For over a decade now, my friend Joshua Landis has allowed for a person writing under the penname of Ehsani2 to publish dozens of articles analyzing the Syrian situation on his famous blog, Syria Comment. The only thing that we are told about the man is that he lives in Syria, or spends much time in Syria, and that he is a dissident of some sort. However, and for all those years of writing under the protection of his penname, Ehsani2 has never published a single critique of the Assad regime that would justify identifying him as a dissident or an oppositionist. In fact, if anything, and long before the revolution, most would have considered him as a regime apologist, an impression that was only strengthened by his writings after the Revolution.

I, personally, cannot find a reason for this continued reliance on anonymity, and I do find that it does give an unfair advantage to the person involved. People who are critical of the regime have been risking their freedom and their lives since long before the Revolution, and many have paid dear prices for that. Not only that, but as public figures, they were judged every step of the way by all sorts of people who followed their careers, their activities and their writings. Everything about them is continuously and unforgivingly analyzed and dissected. While they might on occasions get praised, considering the nature of our times and of revolutionary politics in general, they are far more often subject to vilification, personal attacks and trolling. I speak from a personal experience in this regard, albeit, by now, it pales in comparison to what others have had to go through over the last five years since the Revolution began.

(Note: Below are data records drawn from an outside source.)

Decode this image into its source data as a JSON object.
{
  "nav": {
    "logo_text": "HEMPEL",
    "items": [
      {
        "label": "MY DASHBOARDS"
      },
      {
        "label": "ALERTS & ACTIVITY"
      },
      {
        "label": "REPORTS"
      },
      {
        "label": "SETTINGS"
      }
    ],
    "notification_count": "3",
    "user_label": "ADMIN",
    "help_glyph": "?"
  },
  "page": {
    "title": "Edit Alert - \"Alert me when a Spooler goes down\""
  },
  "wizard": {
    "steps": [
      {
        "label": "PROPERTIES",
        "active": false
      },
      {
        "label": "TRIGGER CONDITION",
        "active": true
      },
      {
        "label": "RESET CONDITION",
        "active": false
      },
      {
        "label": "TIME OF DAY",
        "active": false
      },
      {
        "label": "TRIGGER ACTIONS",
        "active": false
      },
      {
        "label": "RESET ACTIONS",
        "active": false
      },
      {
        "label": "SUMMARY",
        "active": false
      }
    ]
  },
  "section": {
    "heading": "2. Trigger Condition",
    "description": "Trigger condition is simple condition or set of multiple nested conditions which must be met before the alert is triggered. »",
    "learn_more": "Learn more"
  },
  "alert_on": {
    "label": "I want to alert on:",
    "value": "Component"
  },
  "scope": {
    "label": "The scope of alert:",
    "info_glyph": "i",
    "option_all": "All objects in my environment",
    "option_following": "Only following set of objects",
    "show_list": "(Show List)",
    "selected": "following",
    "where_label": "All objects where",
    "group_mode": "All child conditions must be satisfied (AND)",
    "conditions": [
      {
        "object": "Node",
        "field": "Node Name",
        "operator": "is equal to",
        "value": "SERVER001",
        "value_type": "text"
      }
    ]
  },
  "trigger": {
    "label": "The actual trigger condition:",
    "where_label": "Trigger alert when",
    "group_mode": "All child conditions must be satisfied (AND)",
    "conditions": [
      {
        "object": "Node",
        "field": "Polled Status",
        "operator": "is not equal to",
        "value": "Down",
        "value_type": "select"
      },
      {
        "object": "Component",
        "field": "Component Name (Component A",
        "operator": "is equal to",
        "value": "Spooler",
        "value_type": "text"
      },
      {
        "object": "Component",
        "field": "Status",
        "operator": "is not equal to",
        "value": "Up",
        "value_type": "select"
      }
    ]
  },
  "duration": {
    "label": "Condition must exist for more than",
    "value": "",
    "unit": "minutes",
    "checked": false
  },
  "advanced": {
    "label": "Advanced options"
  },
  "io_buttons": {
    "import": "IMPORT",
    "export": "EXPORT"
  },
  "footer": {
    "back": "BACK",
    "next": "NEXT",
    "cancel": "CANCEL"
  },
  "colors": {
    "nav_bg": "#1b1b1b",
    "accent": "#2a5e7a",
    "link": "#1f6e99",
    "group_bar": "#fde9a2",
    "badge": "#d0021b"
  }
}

Yes, some pro-Revolution Syrian activists benefitted from the practice of using a penname in the early days and months of the Revolution. These activists had ample reasons to fear for their safety, as they were definitely targeted by the Assad regime. However, these activists never sought to hide their identity from foreign correspondents, representatives of international human rights organizations, and even ambassadors and foreign officials. They wanted to shield themselves from the regime, not from the world. They were not trying to avoid scrutiny and accountability, but torture and death. Still, after the first year of the Revolution, almost all these activists ended up revealing their real identity to the public having chosen to move to rebel-controlled areas, or having been forced to leave the country all together.

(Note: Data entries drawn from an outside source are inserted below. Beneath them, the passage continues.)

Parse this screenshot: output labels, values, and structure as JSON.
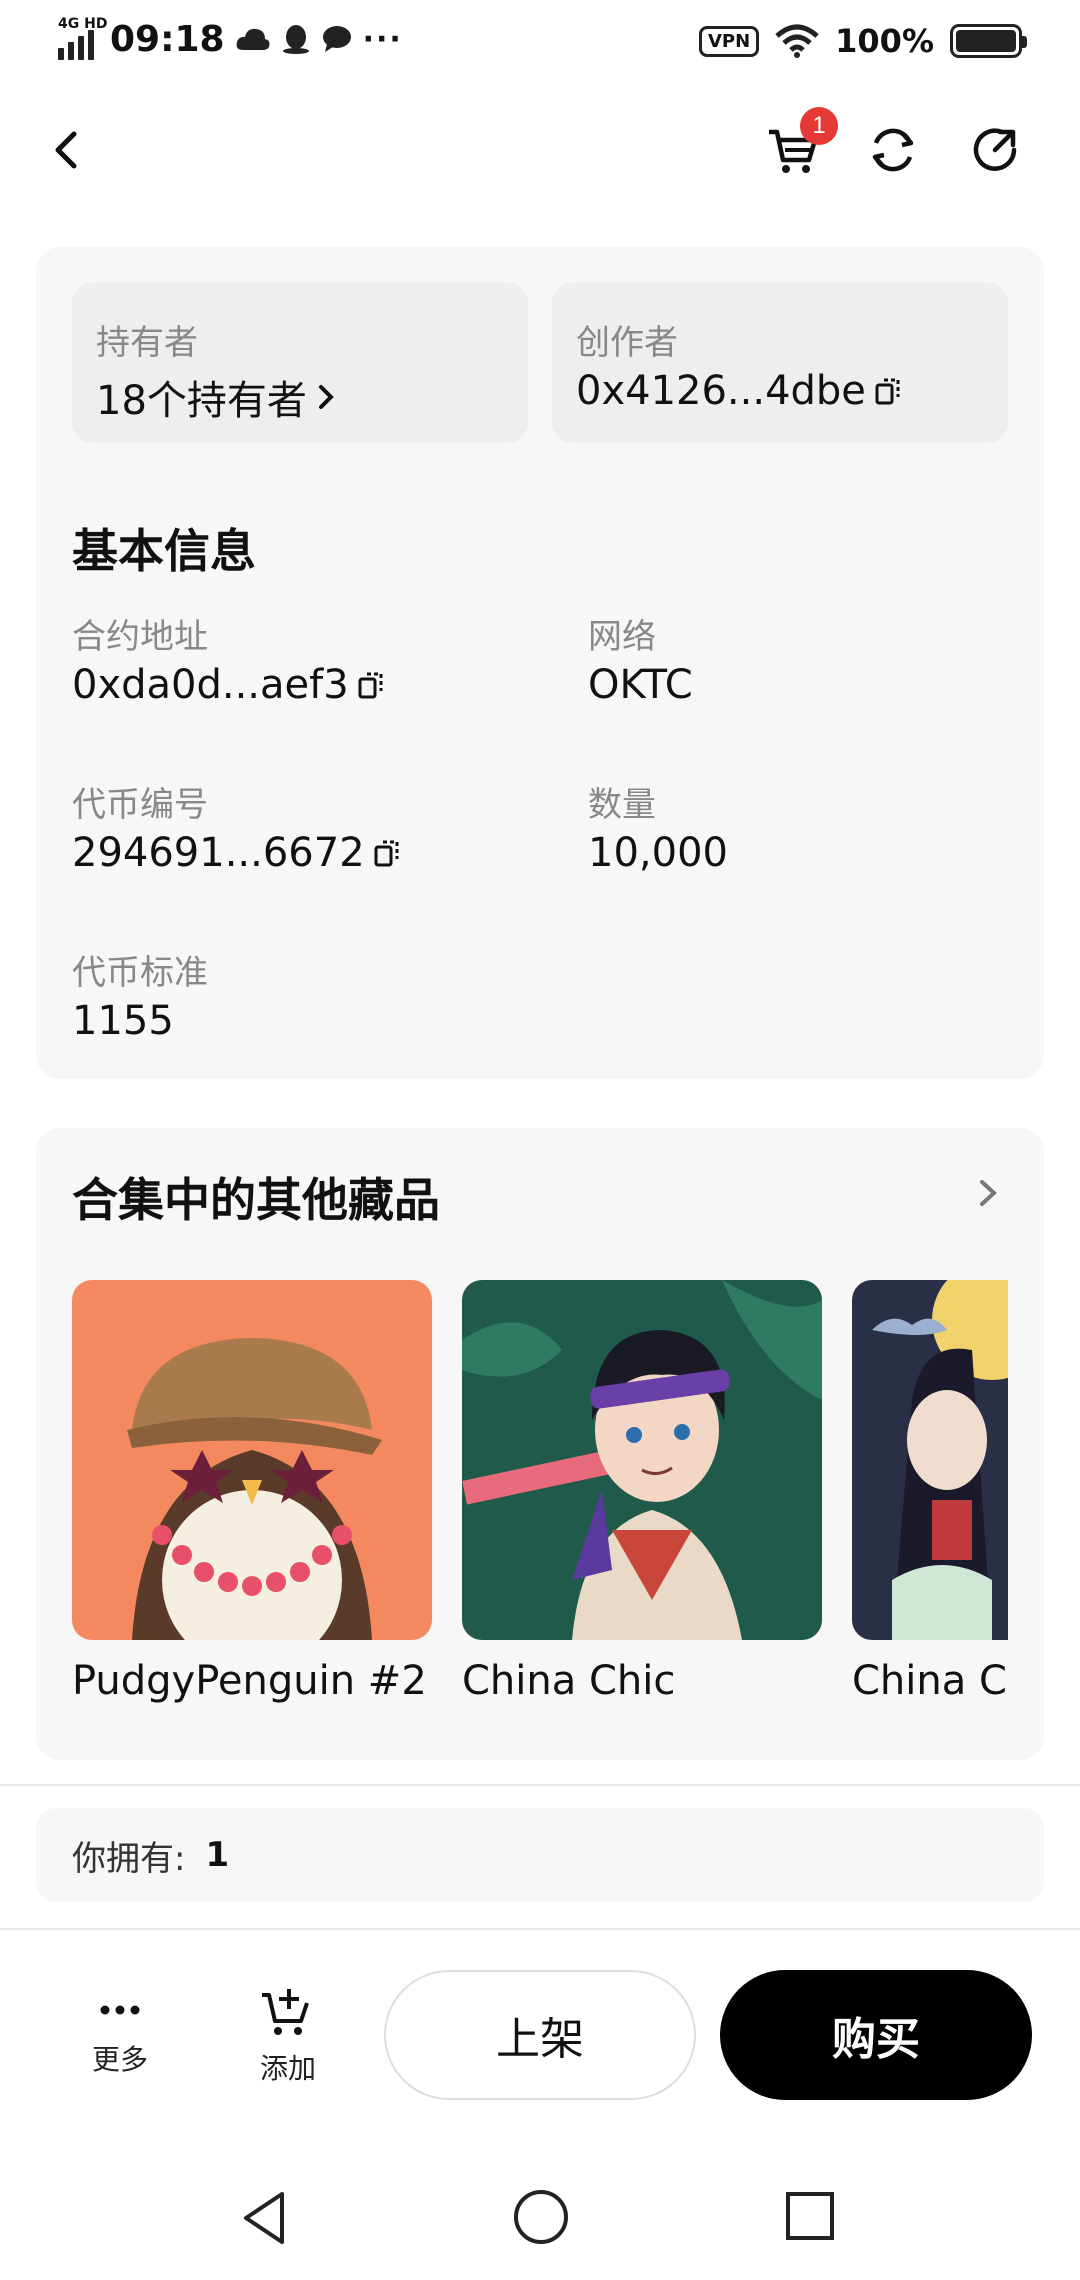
{
  "status_bar": {
    "network": "4G HD",
    "time": "09:18",
    "more": "···",
    "vpn": "VPN",
    "battery": "100%"
  },
  "header": {
    "cart_badge": "1"
  },
  "owners": {
    "label": "持有者",
    "value": "18个持有者"
  },
  "creator": {
    "label": "创作者",
    "value": "0x4126...4dbe"
  },
  "basic_info": {
    "title": "基本信息",
    "fields": [
      {
        "label": "合约地址",
        "value": "0xda0d...aef3",
        "copyable": true
      },
      {
        "label": "网络",
        "value": "OKTC",
        "copyable": false
      },
      {
        "label": "代币编号",
        "value": "294691...6672",
        "copyable": true
      },
      {
        "label": "数量",
        "value": "10,000",
        "copyable": false
      },
      {
        "label": "代币标准",
        "value": "1155",
        "copyable": false
      }
    ]
  },
  "collection": {
    "title": "合集中的其他藏品",
    "items": [
      {
        "name": "PudgyPenguin  #2",
        "bg": "#f4895f"
      },
      {
        "name": "China Chic",
        "bg": "#1f5a4a"
      },
      {
        "name": "China Chic",
        "bg": "#2a2f48"
      }
    ]
  },
  "ownership": {
    "label": "你拥有:",
    "value": "1"
  },
  "actions": {
    "more": "更多",
    "add": "添加",
    "list": "上架",
    "buy": "购买"
  },
  "colors": {
    "badge": "#e53935",
    "buy_bg": "#000000",
    "card_bg": "#f7f7f7"
  }
}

Meanwhile, there is Ehsani2, a regime apologist, writing under a pseudonym, enjoying all the benefits that come with anonymity. Yes, he often gets criticized and trolled online for his pro-regime views, but people have no idea whom they are criticizing, and their criticism often falls flat because they are unable to put any of his writings within any practical context. No one knows anything about him or his background, or what he does for a living, what his political activities are, what connections, past or present, he might have to regime circles, opposition circles or international circles. To boot, we have to take his word that, despite his avowed lack of neutrality he is a” reliable and credible source of info on Syria,” as he writes on his Twitter page account.

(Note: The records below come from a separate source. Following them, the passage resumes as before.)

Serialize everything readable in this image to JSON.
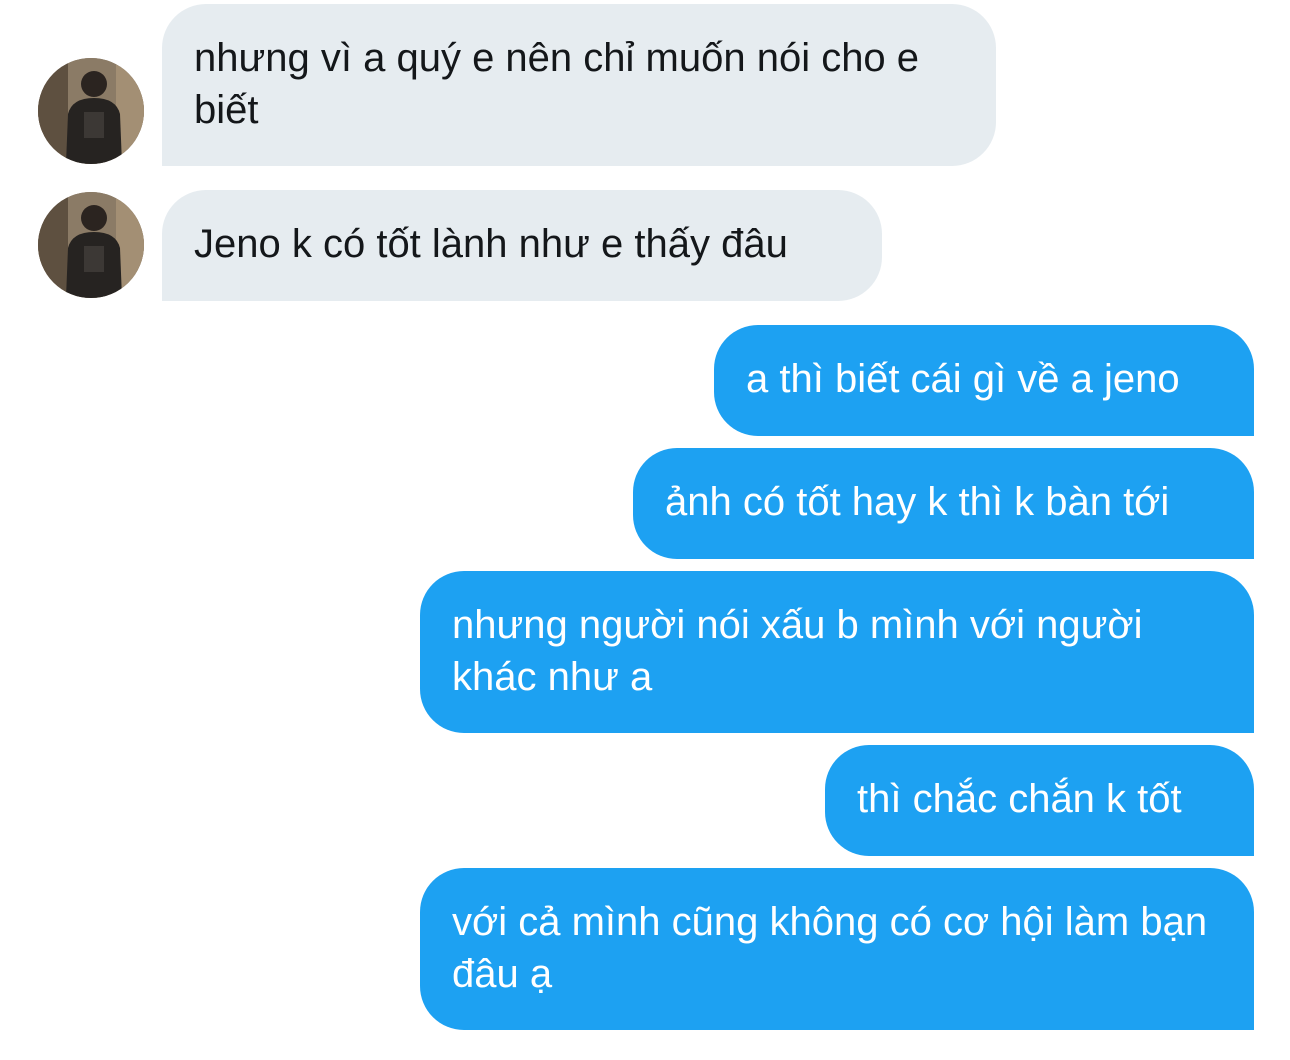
{
  "thread": {
    "incoming": [
      {
        "text": "nhưng vì a quý e nên chỉ muốn nói cho e biết"
      },
      {
        "text": "Jeno k có tốt lành như e thấy đâu"
      }
    ],
    "outgoing": [
      {
        "text": "a thì biết cái gì về a jeno"
      },
      {
        "text": "ảnh có tốt hay k thì k bàn tới"
      },
      {
        "text": "nhưng người nói xấu b mình với người khác như a"
      },
      {
        "text": "thì chắc chắn k tốt"
      },
      {
        "text": "với cả mình cũng không có cơ hội làm bạn đâu ạ"
      }
    ]
  },
  "colors": {
    "incoming_bubble": "#e6ecf0",
    "outgoing_bubble": "#1da1f2",
    "incoming_text": "#14171a",
    "outgoing_text": "#ffffff"
  },
  "icons": {
    "avatar": "user-avatar-photo"
  }
}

Ehsani2 might have revealed some more information about his backgrounds throughout the years, but unless you are a religious follower of his writings and of Syria Comment one is likely to have missed them, I know I did. The fact Joshua Landis has been willing to publish Ehsani2 anonymously for all this time adds Joshua’s own credibility to his, but it also means that we have to blindly trust Joshua’s judgment on this matter for all these years. In the realm of politics and public affairs, that, frankly, is too much to ask.

I, think, it’s about time for Ehsani2 to come out of his particular closet, face the music and dance, or try to, like the rest of us. Or, at the very least, it’s about time for Joshua to stop promoting his writings. As for the editors of War on the Rocks, they should be more wary in the future when making such decisions. The controversy generated by Mahboubian might have gotten them more clicks, but it came at the expense of their credibility, at least momentarily.